(Data about app and page elements)
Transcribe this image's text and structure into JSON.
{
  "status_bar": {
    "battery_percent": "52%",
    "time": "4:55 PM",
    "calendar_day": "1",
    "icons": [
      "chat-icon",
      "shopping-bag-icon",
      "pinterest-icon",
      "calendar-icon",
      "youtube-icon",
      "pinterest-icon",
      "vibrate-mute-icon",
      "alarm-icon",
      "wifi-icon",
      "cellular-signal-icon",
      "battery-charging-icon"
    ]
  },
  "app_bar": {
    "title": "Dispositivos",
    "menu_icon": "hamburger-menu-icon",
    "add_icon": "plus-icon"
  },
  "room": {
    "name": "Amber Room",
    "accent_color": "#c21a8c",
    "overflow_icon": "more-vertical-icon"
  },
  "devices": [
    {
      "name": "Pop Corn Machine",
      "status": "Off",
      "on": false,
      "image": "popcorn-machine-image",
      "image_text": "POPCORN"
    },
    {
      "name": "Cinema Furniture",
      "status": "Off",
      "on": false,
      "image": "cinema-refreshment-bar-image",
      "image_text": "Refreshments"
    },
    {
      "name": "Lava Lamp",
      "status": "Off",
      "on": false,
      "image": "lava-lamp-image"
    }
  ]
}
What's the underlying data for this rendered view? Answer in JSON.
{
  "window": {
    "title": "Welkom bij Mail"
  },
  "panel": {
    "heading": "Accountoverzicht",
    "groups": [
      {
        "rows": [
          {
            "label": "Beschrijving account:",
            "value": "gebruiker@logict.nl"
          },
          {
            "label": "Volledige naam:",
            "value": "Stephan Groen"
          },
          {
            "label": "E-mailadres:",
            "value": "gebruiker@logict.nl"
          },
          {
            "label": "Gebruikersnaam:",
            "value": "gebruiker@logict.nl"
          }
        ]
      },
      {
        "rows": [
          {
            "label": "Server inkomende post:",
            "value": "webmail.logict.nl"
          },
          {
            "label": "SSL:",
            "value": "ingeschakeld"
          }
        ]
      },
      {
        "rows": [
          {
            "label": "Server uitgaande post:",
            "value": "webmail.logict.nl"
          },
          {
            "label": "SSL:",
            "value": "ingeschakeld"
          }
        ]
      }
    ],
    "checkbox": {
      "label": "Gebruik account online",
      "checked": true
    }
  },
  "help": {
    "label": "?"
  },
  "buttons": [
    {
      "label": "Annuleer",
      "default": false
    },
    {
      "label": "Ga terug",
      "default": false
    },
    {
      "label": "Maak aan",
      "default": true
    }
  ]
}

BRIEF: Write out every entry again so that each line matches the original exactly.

REPLY:
Transcribe this image's text and structure into JSON.
{
  "status_bar": {
    "battery_percent": "52%",
    "time": "4:55 PM",
    "calendar_day": "1",
    "icons": [
      "chat-icon",
      "shopping-bag-icon",
      "pinterest-icon",
      "calendar-icon",
      "youtube-icon",
      "pinterest-icon",
      "vibrate-mute-icon",
      "alarm-icon",
      "wifi-icon",
      "cellular-signal-icon",
      "battery-charging-icon"
    ]
  },
  "app_bar": {
    "title": "Dispositivos",
    "menu_icon": "hamburger-menu-icon",
    "add_icon": "plus-icon"
  },
  "room": {
    "name": "Amber Room",
    "accent_color": "#c21a8c",
    "overflow_icon": "more-vertical-icon"
  },
  "devices": [
    {
      "name": "Pop Corn Machine",
      "status": "Off",
      "on": false,
      "image": "popcorn-machine-image",
      "image_text": "POPCORN"
    },
    {
      "name": "Cinema Furniture",
      "status": "Off",
      "on": false,
      "image": "cinema-refreshment-bar-image",
      "image_text": "Refreshments"
    },
    {
      "name": "Lava Lamp",
      "status": "Off",
      "on": false,
      "image": "lava-lamp-image"
    }
  ]
}
What's the underlying data for this rendered view? Answer in JSON.
{
  "window": {
    "title": "Welkom bij Mail"
  },
  "panel": {
    "heading": "Accountoverzicht",
    "groups": [
      {
        "rows": [
          {
            "label": "Beschrijving account:",
            "value": "gebruiker@logict.nl"
          },
          {
            "label": "Volledige naam:",
            "value": "Stephan Groen"
          },
          {
            "label": "E-mailadres:",
            "value": "gebruiker@logict.nl"
          },
          {
            "label": "Gebruikersnaam:",
            "value": "gebruiker@logict.nl"
          }
        ]
      },
      {
        "rows": [
          {
            "label": "Server inkomende post:",
            "value": "webmail.logict.nl"
          },
          {
            "label": "SSL:",
            "value": "ingeschakeld"
          }
        ]
      },
      {
        "rows": [
          {
            "label": "Server uitgaande post:",
            "value": "webmail.logict.nl"
          },
          {
            "label": "SSL:",
            "value": "ingeschakeld"
          }
        ]
      }
    ],
    "checkbox": {
      "label": "Gebruik account online",
      "checked": true
    }
  },
  "help": {
    "label": "?"
  },
  "buttons": [
    {
      "label": "Annuleer",
      "default": false
    },
    {
      "label": "Ga terug",
      "default": false
    },
    {
      "label": "Maak aan",
      "default": true
    }
  ]
}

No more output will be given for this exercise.